Output the whole listing below exactly, omitting the images.
──────────
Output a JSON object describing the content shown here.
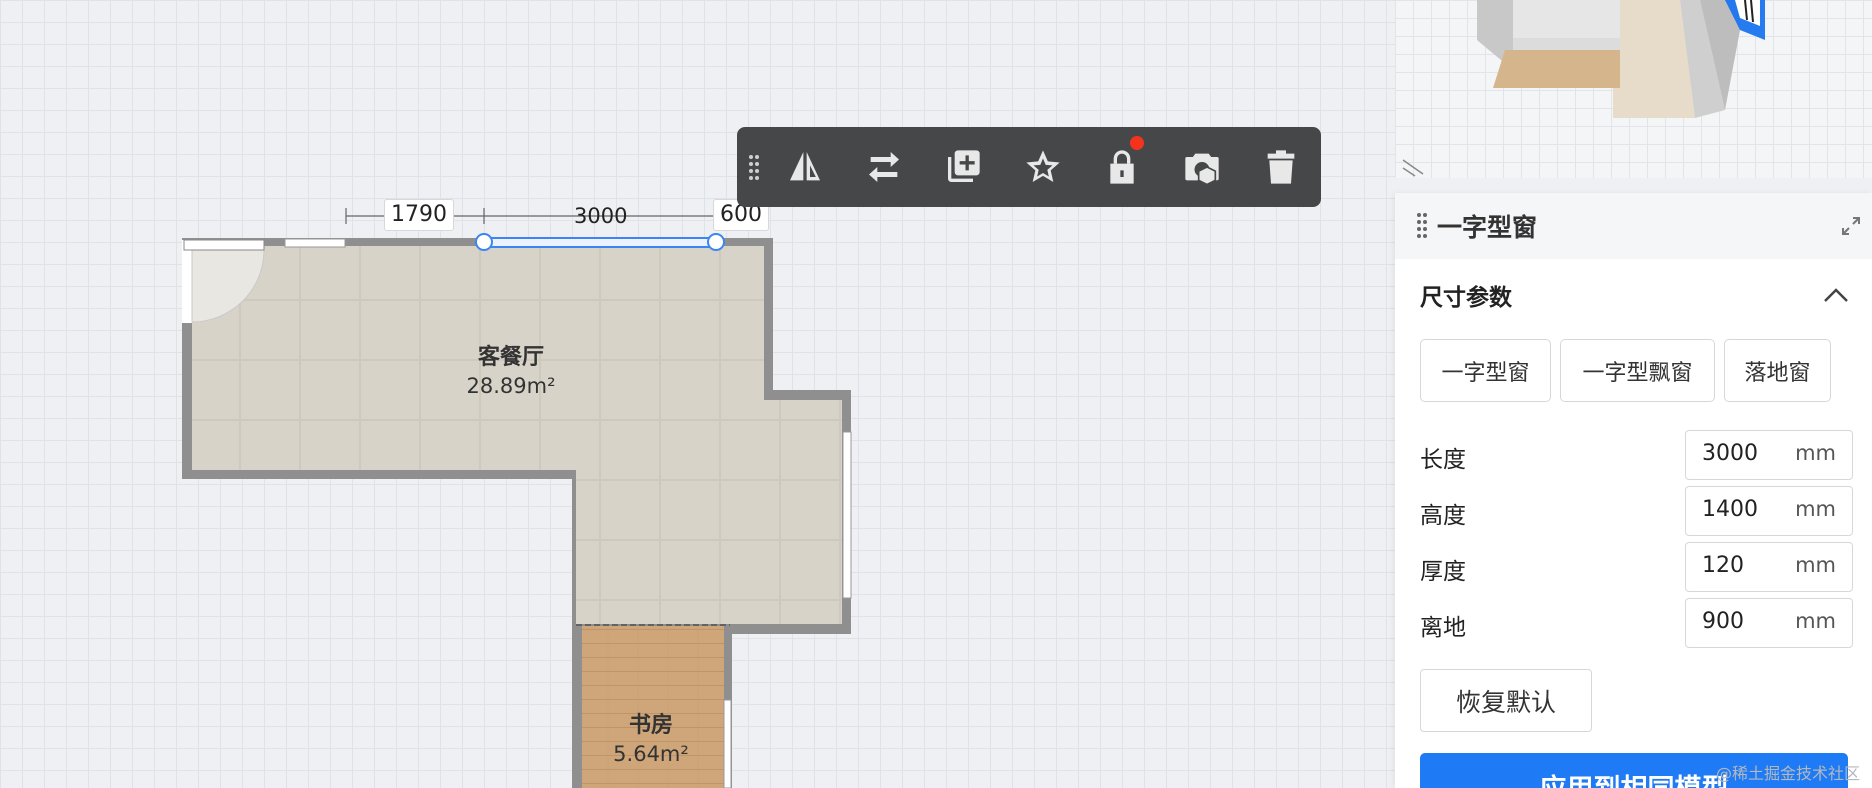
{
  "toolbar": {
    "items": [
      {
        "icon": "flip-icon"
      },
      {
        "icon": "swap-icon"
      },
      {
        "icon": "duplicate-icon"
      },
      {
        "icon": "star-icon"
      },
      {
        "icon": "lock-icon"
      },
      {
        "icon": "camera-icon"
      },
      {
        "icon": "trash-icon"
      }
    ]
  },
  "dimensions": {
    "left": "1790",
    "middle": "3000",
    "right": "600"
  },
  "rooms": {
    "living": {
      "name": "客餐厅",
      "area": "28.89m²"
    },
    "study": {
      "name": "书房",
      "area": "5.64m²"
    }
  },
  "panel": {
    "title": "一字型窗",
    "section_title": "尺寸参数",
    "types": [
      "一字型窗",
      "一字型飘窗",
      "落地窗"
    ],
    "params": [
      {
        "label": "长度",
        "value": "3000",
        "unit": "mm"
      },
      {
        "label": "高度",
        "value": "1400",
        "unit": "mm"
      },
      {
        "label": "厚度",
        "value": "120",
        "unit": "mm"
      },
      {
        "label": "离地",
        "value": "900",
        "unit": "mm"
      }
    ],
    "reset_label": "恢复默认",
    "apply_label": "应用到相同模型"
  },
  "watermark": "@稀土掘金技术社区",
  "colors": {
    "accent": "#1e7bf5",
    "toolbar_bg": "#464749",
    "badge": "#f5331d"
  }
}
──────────
» Output below:
Output a JSON object describing the content shown here.
{
  "toolbar": {
    "items": [
      {
        "icon": "flip-icon"
      },
      {
        "icon": "swap-icon"
      },
      {
        "icon": "duplicate-icon"
      },
      {
        "icon": "star-icon"
      },
      {
        "icon": "lock-icon"
      },
      {
        "icon": "camera-icon"
      },
      {
        "icon": "trash-icon"
      }
    ]
  },
  "dimensions": {
    "left": "1790",
    "middle": "3000",
    "right": "600"
  },
  "rooms": {
    "living": {
      "name": "客餐厅",
      "area": "28.89m²"
    },
    "study": {
      "name": "书房",
      "area": "5.64m²"
    }
  },
  "panel": {
    "title": "一字型窗",
    "section_title": "尺寸参数",
    "types": [
      "一字型窗",
      "一字型飘窗",
      "落地窗"
    ],
    "params": [
      {
        "label": "长度",
        "value": "3000",
        "unit": "mm"
      },
      {
        "label": "高度",
        "value": "1400",
        "unit": "mm"
      },
      {
        "label": "厚度",
        "value": "120",
        "unit": "mm"
      },
      {
        "label": "离地",
        "value": "900",
        "unit": "mm"
      }
    ],
    "reset_label": "恢复默认",
    "apply_label": "应用到相同模型"
  },
  "watermark": "@稀土掘金技术社区",
  "colors": {
    "accent": "#1e7bf5",
    "toolbar_bg": "#464749",
    "badge": "#f5331d"
  }
}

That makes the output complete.